» Work order
Find the number of lines below in which the word "label" appears, and write that number only.
+++ Exercise materials
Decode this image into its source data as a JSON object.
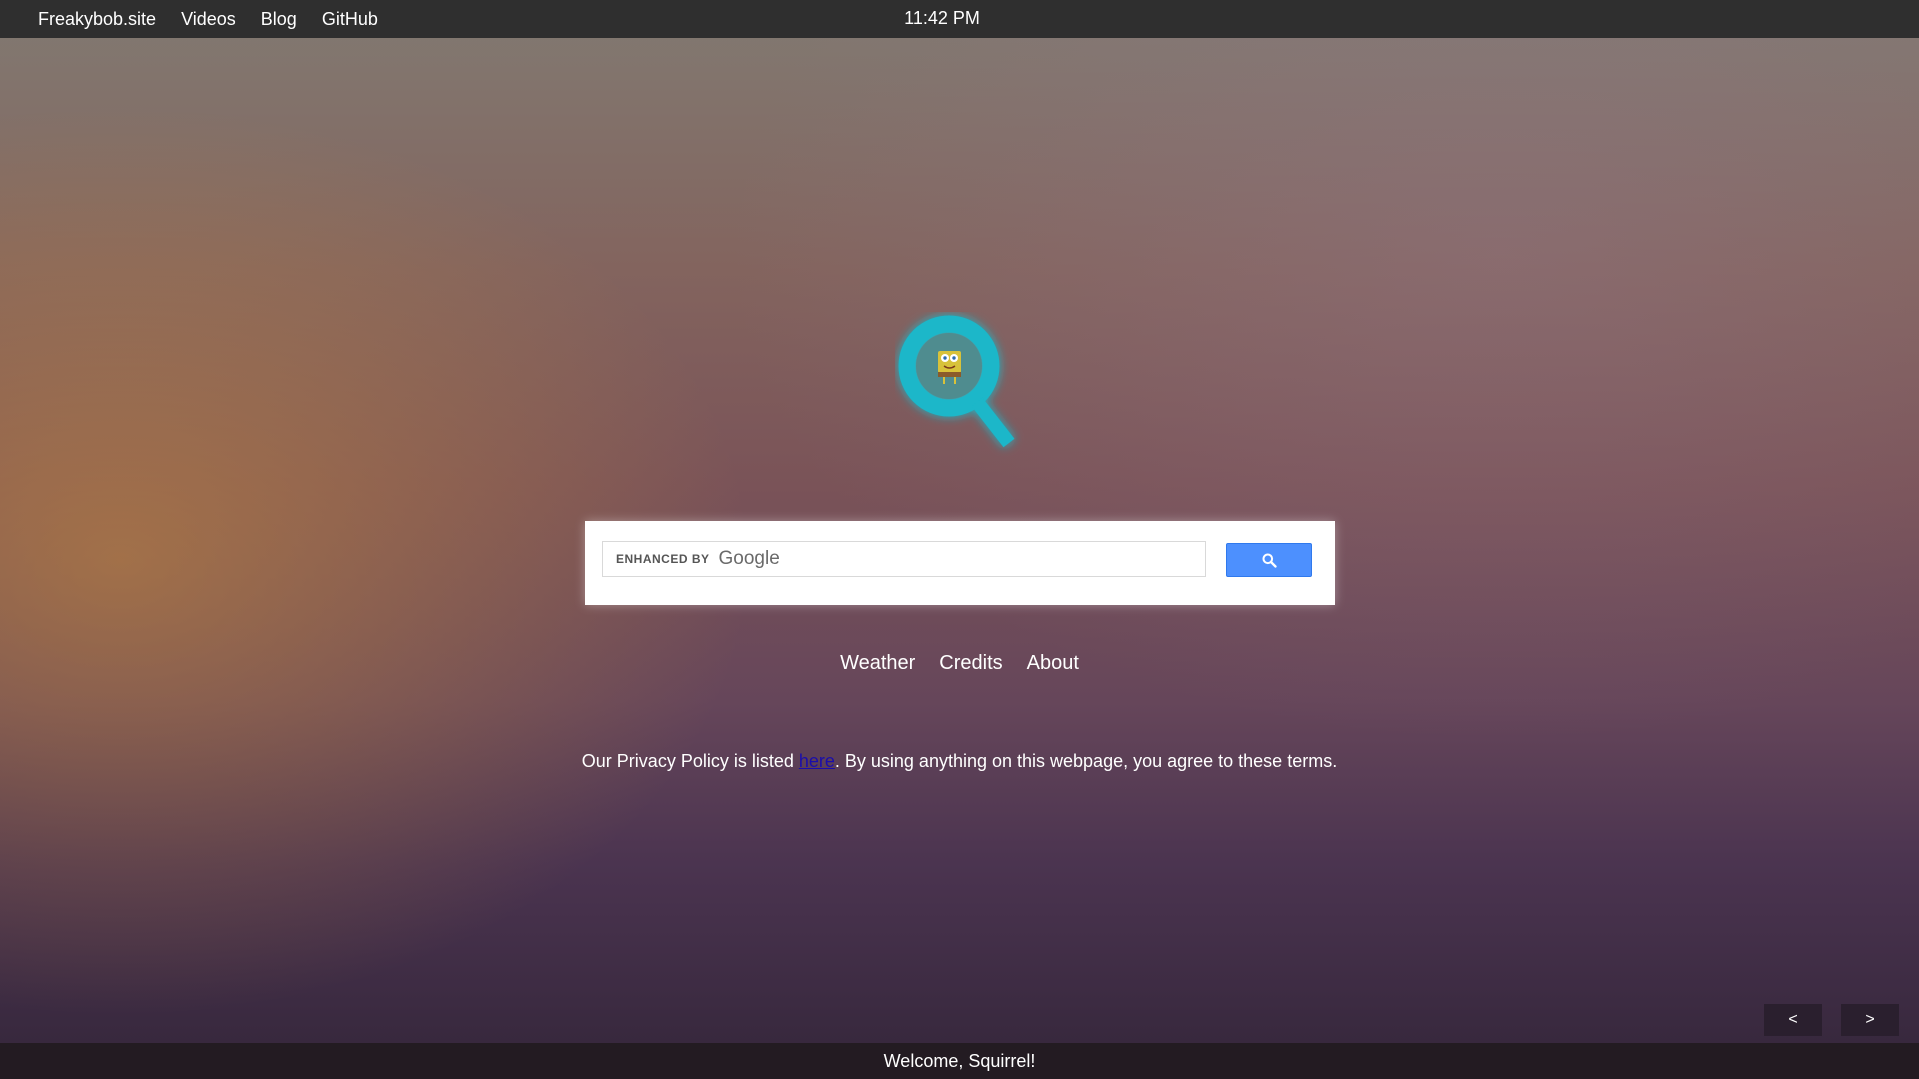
{
  "nav": {
    "items": [
      {
        "label": "Freakybob.site"
      },
      {
        "label": "Videos"
      },
      {
        "label": "Blog"
      },
      {
        "label": "GitHub"
      }
    ],
    "clock": "11:42 PM"
  },
  "search": {
    "watermark_prefix": "ENHANCED BY",
    "watermark_brand": "Google",
    "button_icon": "search-icon",
    "button_color": "#4d90fe"
  },
  "links": [
    {
      "label": "Weather"
    },
    {
      "label": "Credits"
    },
    {
      "label": "About"
    }
  ],
  "privacy": {
    "before": "Our Privacy Policy is listed ",
    "link": "here",
    "after": ". By using anything on this webpage, you agree to these terms."
  },
  "pager": {
    "prev": "<",
    "next": ">"
  },
  "footer": {
    "welcome": "Welcome, Squirrel!"
  },
  "colors": {
    "logo_accent": "#1ab7c9",
    "topbar": "#2f2f2f",
    "link_color": "#1a0dab"
  }
}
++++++
» Task answer
7